**Exercise description:** The lines wanted are those in the data below that include "Identify".

──────── Material provided ────────

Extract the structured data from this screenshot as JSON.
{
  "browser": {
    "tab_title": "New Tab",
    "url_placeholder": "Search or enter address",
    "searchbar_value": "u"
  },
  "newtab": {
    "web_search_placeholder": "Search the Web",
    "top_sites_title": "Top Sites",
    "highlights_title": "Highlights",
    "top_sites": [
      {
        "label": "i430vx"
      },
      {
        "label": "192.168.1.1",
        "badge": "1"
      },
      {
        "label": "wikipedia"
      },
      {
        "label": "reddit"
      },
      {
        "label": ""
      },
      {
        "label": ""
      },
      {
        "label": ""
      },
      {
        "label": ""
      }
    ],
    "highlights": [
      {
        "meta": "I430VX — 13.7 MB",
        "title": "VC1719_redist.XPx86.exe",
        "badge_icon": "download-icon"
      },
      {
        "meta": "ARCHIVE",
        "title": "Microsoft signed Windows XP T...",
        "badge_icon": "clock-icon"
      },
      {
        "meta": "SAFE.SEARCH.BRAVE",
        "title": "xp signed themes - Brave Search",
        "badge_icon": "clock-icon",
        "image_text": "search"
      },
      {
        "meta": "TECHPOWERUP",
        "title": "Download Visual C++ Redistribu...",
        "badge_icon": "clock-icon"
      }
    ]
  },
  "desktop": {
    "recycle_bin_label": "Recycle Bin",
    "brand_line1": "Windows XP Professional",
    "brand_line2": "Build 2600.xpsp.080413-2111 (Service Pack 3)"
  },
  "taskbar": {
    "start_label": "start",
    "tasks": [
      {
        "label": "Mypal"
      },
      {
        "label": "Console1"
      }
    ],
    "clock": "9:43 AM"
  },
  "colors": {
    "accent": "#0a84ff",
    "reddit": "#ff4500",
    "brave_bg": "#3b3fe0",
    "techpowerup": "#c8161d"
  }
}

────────
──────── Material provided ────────

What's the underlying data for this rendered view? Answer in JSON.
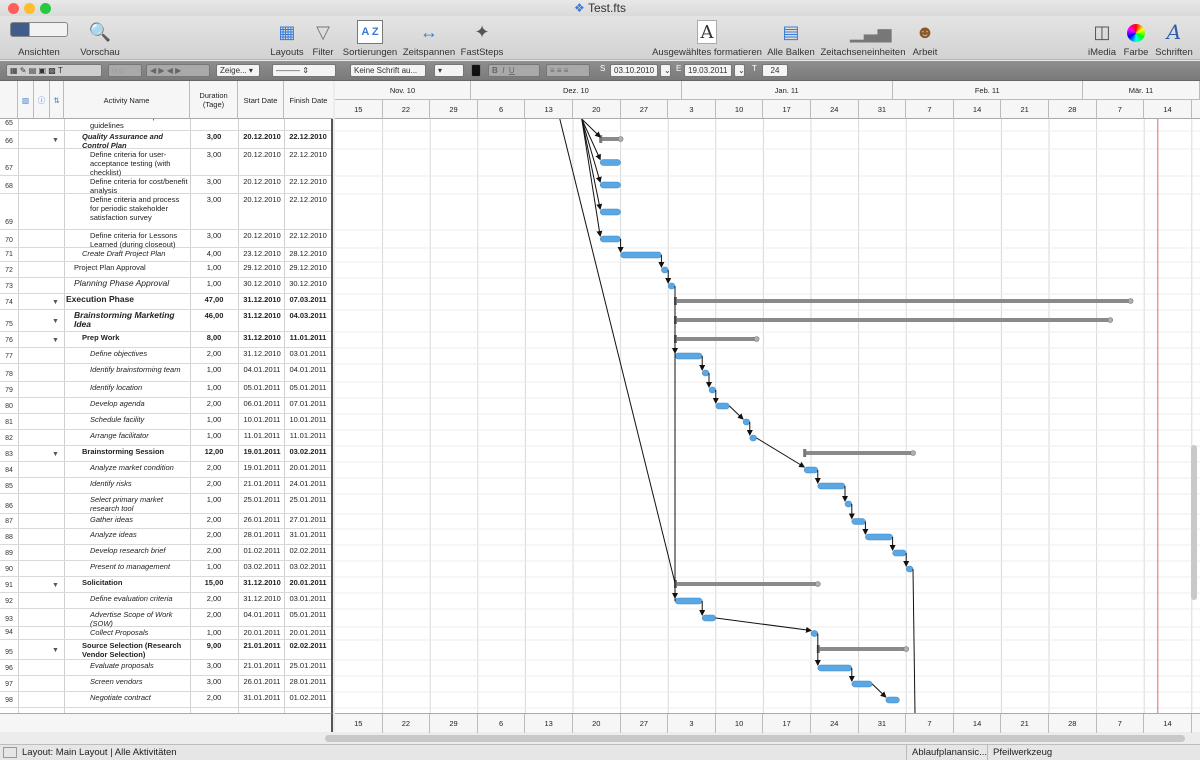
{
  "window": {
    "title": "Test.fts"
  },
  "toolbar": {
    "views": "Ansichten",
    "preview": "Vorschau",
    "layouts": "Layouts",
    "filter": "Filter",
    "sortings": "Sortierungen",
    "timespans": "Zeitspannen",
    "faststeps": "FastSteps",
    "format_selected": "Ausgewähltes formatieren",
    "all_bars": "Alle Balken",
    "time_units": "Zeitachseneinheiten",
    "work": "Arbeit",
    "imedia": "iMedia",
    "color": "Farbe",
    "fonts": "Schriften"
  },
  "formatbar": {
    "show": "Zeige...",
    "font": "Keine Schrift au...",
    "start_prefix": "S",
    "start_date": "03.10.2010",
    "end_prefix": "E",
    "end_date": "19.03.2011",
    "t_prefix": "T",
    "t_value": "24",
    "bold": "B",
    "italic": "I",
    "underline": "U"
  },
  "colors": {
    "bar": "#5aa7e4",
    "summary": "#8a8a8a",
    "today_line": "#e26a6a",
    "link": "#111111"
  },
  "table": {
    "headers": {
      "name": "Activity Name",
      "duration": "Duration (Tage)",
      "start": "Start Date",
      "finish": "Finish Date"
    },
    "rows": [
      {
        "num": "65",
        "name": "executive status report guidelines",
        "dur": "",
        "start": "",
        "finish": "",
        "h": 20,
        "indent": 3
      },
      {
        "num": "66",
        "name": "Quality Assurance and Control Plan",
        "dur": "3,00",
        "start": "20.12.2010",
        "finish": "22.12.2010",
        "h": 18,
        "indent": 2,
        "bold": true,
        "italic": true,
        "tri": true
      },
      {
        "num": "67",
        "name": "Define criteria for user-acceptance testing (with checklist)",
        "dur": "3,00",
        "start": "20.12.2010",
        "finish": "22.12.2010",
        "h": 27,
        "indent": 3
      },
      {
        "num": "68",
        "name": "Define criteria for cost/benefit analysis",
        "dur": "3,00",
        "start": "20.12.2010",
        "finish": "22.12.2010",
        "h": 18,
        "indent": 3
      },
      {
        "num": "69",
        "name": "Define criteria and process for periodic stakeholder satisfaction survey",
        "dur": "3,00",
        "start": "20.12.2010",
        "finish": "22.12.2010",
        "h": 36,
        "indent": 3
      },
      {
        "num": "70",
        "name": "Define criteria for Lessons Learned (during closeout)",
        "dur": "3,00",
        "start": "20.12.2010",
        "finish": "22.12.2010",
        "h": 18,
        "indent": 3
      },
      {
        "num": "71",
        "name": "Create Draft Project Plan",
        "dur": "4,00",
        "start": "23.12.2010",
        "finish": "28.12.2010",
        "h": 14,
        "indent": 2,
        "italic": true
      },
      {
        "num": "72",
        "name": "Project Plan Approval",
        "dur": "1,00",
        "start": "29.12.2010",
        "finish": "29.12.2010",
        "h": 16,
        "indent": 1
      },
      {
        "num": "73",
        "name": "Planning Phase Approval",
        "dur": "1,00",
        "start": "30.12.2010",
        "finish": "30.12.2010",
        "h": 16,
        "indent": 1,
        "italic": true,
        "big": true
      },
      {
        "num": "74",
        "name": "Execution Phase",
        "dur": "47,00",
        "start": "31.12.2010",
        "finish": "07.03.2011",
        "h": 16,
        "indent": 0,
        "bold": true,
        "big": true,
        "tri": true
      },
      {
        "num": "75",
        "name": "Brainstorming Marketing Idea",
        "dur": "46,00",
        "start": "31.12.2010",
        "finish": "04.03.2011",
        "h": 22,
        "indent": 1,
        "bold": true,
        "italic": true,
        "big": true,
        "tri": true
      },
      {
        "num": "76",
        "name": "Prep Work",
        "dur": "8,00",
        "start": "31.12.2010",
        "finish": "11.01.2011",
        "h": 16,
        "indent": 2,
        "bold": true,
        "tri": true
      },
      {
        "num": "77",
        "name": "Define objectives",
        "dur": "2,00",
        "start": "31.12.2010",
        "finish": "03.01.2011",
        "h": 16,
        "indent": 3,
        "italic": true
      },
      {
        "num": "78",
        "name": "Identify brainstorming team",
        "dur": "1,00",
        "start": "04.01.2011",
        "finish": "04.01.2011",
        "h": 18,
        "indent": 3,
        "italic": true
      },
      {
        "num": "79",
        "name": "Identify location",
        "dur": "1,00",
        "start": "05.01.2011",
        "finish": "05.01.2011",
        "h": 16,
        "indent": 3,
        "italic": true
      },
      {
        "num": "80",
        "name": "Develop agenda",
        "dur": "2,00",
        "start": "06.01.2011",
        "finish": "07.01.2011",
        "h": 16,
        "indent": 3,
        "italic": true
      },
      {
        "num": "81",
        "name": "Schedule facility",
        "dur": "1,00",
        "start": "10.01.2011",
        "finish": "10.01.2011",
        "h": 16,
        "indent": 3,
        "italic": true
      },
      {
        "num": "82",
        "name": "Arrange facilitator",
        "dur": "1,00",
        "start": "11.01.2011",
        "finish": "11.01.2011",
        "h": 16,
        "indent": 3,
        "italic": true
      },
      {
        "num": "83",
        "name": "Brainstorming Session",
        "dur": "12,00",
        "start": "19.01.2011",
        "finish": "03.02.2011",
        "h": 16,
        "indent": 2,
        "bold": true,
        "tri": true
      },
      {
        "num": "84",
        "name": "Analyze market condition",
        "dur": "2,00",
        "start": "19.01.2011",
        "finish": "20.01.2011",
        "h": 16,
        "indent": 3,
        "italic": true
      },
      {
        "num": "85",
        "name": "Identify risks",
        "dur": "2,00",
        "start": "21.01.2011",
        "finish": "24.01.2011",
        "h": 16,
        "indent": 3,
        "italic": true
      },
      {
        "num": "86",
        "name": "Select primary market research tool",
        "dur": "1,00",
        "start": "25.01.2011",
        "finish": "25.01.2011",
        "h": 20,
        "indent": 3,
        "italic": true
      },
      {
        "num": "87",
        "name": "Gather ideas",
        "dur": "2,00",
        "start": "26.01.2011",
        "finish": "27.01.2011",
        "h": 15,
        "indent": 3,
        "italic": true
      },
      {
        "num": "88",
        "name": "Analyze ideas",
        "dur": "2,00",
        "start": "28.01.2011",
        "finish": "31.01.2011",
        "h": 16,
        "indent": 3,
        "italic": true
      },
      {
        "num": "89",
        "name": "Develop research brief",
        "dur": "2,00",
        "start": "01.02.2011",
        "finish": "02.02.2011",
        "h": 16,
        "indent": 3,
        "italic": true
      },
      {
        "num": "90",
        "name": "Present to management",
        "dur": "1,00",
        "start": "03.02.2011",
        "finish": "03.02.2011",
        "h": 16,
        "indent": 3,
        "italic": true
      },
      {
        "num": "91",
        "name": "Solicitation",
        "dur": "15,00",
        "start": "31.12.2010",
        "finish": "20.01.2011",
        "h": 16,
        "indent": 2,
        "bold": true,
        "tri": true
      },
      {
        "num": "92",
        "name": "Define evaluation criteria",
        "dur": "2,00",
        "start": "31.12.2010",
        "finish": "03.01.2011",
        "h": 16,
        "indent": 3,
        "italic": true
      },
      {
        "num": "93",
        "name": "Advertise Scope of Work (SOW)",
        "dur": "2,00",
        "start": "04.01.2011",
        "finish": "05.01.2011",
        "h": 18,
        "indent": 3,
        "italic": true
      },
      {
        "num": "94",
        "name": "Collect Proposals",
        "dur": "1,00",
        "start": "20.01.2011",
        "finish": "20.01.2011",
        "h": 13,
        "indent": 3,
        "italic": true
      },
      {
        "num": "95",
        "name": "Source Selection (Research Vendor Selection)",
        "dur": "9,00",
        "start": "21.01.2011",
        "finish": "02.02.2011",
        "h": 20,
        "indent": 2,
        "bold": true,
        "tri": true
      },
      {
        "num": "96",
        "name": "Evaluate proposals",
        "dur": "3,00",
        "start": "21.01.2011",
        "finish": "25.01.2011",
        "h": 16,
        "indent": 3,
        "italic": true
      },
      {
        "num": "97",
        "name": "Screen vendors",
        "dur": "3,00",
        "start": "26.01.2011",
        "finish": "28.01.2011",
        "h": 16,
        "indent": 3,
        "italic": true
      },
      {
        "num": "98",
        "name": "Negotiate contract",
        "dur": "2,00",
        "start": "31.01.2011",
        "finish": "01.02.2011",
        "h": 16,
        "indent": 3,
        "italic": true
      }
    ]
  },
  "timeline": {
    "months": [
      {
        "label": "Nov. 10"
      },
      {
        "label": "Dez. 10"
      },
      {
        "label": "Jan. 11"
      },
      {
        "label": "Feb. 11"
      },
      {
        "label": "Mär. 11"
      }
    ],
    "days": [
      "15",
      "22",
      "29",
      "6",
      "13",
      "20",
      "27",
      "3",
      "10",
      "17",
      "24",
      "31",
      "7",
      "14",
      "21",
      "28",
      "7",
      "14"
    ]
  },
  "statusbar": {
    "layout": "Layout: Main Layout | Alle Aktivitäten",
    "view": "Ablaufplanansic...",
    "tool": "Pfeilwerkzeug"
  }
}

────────

**Worked solution:**
        "name": "Identify brainstorming team",
        "name": "Identify location",
        "name": "Identify risks",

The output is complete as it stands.